Pro-independence campaign:
Written constitution limiting the powers of the executive.
Proportional representation for national elections.
A fully elected national parliament.

Anti-independence campaign:
Unwritten constitution allowing for sweeping 'elective dictatorship' powers for the executive in the guise of the royal prerogative.
First-past-the-post for national elections.
A national parliament comprised of one elected chamber, and one wholly unelected chamber (including guaranteed seats for clerics of just one religious denomination).

I know which side of this debate looks liberal and democratic to me. For reasons only known to himself, the so-called 'Liberal Democrat' is on the other side.

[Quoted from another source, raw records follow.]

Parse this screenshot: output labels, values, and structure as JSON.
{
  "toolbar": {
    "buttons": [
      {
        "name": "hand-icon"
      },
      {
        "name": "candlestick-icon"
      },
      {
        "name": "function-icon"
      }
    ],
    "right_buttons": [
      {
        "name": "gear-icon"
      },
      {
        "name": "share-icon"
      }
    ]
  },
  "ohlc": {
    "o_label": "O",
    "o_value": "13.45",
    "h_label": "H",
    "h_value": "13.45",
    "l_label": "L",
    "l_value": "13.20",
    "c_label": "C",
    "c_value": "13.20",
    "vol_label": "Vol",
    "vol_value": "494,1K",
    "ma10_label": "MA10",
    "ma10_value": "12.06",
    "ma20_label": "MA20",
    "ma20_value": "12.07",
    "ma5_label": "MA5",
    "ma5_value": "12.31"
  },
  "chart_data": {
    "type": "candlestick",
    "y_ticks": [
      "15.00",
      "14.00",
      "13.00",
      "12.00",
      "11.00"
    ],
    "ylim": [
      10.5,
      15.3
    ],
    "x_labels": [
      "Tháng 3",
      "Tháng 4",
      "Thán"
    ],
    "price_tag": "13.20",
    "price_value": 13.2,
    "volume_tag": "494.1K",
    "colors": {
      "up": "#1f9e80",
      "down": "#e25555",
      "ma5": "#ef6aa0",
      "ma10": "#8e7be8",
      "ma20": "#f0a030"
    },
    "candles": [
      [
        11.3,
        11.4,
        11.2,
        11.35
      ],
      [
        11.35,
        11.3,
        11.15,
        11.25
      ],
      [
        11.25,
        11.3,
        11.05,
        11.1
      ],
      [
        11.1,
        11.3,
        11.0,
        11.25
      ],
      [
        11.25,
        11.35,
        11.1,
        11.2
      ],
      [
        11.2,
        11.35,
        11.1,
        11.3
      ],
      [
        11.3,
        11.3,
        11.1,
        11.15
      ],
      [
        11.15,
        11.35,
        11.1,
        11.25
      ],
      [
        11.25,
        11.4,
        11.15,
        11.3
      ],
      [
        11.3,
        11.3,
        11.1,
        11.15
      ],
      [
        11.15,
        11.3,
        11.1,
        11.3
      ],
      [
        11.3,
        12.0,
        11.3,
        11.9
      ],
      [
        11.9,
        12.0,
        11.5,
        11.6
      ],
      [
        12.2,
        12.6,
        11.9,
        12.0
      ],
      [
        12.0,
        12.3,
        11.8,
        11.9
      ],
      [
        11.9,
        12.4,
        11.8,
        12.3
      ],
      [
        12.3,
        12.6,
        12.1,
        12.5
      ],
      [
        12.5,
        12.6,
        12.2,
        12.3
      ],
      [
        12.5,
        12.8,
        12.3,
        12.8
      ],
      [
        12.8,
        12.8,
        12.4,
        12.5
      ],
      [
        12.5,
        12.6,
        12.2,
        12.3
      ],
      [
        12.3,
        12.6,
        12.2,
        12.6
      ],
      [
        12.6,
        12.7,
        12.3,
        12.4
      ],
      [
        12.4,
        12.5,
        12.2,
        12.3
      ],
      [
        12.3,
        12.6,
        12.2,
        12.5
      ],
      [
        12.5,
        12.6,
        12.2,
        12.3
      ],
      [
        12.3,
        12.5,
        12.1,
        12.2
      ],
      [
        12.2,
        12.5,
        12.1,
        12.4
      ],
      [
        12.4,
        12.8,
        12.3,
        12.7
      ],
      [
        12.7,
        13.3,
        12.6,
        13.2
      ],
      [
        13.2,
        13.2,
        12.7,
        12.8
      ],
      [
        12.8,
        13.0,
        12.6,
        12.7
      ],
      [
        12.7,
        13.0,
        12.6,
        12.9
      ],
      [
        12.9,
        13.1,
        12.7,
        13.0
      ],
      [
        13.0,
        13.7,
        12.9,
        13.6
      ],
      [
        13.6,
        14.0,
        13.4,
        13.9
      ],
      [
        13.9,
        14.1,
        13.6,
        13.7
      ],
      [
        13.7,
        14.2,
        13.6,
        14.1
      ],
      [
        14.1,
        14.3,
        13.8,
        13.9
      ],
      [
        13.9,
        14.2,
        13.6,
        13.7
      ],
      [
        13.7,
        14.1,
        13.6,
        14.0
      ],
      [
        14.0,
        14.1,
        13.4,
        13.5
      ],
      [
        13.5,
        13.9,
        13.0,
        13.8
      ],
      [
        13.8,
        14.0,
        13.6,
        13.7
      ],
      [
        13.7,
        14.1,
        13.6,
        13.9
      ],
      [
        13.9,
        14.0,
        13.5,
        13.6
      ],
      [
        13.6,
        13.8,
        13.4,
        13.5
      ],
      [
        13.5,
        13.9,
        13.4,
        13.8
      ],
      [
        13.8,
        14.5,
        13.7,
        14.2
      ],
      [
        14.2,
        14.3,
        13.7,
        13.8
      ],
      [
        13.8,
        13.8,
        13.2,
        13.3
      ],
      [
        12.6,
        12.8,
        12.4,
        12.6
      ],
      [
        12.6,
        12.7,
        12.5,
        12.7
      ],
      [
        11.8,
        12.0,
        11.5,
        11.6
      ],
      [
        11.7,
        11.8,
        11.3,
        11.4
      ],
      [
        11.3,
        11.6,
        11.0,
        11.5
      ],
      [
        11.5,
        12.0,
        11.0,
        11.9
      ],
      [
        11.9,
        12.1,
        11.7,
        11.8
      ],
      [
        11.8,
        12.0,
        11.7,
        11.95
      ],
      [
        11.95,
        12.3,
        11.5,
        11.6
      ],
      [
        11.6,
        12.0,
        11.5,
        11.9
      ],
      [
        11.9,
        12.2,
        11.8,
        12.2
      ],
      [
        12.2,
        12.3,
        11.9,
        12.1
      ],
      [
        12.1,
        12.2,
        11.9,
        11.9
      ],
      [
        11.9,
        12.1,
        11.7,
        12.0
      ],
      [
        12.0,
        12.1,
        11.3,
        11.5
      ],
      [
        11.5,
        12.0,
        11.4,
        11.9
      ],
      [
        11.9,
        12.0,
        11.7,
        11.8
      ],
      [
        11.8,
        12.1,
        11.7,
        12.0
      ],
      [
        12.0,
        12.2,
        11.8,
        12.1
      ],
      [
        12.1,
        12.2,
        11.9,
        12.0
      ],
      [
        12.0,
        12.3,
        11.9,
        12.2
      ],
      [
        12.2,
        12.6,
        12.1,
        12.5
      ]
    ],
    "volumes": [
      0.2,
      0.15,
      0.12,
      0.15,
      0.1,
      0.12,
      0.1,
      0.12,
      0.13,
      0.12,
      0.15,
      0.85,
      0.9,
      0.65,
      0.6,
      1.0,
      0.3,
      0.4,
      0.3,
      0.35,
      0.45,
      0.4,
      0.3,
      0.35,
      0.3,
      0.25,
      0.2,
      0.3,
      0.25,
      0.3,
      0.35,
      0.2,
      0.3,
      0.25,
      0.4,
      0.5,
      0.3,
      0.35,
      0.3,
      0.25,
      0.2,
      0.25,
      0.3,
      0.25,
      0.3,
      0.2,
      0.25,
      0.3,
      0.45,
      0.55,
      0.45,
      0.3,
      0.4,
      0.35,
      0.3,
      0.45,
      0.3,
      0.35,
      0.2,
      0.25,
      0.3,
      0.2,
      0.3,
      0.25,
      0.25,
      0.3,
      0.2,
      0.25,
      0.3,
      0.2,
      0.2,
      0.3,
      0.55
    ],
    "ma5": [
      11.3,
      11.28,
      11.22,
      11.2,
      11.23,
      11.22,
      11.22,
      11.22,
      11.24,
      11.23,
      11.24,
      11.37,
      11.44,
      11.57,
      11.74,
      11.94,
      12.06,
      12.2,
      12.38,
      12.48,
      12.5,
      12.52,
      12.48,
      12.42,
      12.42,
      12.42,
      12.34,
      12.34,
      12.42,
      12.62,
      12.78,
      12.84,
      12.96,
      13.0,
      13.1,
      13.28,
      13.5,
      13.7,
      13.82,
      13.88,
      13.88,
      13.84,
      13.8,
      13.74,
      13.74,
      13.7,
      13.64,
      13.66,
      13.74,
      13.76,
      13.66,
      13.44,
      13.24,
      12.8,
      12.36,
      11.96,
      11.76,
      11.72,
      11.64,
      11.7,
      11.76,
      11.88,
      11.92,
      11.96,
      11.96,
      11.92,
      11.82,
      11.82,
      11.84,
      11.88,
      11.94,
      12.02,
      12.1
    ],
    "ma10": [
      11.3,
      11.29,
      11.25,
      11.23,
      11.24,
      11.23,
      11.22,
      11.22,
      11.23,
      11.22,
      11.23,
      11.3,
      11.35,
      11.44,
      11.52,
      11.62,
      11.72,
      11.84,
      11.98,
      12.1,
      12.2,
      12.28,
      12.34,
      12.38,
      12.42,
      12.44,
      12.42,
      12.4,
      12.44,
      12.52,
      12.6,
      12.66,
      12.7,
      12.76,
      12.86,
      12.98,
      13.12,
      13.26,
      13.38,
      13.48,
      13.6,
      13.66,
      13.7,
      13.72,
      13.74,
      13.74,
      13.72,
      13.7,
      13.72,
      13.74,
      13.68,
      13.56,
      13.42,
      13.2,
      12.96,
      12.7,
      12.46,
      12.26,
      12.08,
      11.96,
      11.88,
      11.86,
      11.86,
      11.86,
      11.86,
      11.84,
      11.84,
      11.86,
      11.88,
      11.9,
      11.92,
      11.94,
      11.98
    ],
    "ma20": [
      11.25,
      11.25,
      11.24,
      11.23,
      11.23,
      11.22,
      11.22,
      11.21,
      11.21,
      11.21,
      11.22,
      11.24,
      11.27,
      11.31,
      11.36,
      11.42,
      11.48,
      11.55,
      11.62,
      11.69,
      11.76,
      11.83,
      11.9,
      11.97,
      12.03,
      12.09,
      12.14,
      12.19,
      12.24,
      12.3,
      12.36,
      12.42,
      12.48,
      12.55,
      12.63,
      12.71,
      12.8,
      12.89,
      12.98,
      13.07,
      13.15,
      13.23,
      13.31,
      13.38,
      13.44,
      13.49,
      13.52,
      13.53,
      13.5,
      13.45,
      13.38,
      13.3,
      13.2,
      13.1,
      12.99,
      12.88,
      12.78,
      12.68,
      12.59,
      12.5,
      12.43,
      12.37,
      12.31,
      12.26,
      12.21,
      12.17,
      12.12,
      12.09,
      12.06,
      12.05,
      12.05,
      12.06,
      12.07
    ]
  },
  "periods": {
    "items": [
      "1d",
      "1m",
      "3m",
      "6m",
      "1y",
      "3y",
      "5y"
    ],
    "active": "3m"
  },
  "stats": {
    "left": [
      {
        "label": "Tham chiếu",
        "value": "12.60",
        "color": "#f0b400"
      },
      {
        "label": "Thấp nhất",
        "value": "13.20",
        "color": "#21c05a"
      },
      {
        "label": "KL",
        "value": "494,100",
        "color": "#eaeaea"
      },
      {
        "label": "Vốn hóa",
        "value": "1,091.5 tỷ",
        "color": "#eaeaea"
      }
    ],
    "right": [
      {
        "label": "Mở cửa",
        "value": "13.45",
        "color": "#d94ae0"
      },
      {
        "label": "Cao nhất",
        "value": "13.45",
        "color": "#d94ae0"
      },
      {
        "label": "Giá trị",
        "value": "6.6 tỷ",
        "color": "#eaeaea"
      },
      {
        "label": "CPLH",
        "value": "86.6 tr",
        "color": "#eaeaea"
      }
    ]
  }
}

Anyway, here's how I scored the debate -

Nicola Sturgeon (pro-independence campaign) 9/10
Alistair Carmichael (anti-independence campaign) 5/10


  1. Has the news reach Bedford? The Next Leader of the LD's? Sorry to smirk MS if you are reading this.

  2. Wee Nicola kept bullying Big Al with calls for him "to keep up" and pouring scorn on his demands for protection; giggling that he should be "able to hold his own".
    Another puddin dispatched. Next up to be eviscerated - Willie Rennie perhaps?


  3. Gosh 5/10, you're too generous!

  4. I'm surprised you scored him so highly. Nicola was joy to watch. Thank God she's on our side.

    If Big Al is the Liberals' idea of a bruiser, perhaps we could have a whip round for a dictionary for them.

    I wonder if Muddle would like to step up to the plate and be despatched next.

    It's time the Tories took some responsibility for what's happening here instead of hiding behind a failed Labour chancellor and a series of Liberals who never expected to and aren't really fit to hold any position in government.

  5. Self delusion abounds in the nationalists psyche for sure. Sturgeon is an impudent little bitch who rules the roost in the SNP along with FatSalm. Rona Dougal stated at the outset she would intervene if anyone continually interrupted and that was why Carmichael asked for clarity.
    Where we expected a serious debate on issues of serious concern we were treated to a hectoring nationalist being totally disrespectful to a bemused federalist. Shouting down the opposition reflects a fear of the answers being given and any objective judge recognised that fact.

    1. Politicians being politicians really but while your branding people as deluded and bitches I don't really think you should be preaching about this kind of thing.

  6. There's a wonderfully revealing comment by a unionist that seems to have been caught by the spam trap. I'm on my mobile at the moment, but I'll release it when I get a chance.

  7. just you wait til Nicola Sturgeon comes up against johann 'debater of the year' Lamont she'll have met her match then pmsl ok maybe not

  8. Anon at 7.56pm (newly released from the spam trap) : I think with Carmichael it's not so much a case of 'bemused federalist' as it is 'confused federalist'. He is, after all, quite contentedly taking a hefty salary as a minister in an anti-federalist government. Once again, that's something only he can explain.

    And Ms Sturgeon as an "impudent little bitch"? "Fat Salm"? Thankyou for yet another stirring example of the legendarily constructive, courteous and non-abusive nature of the anti-independence keyboard warriors.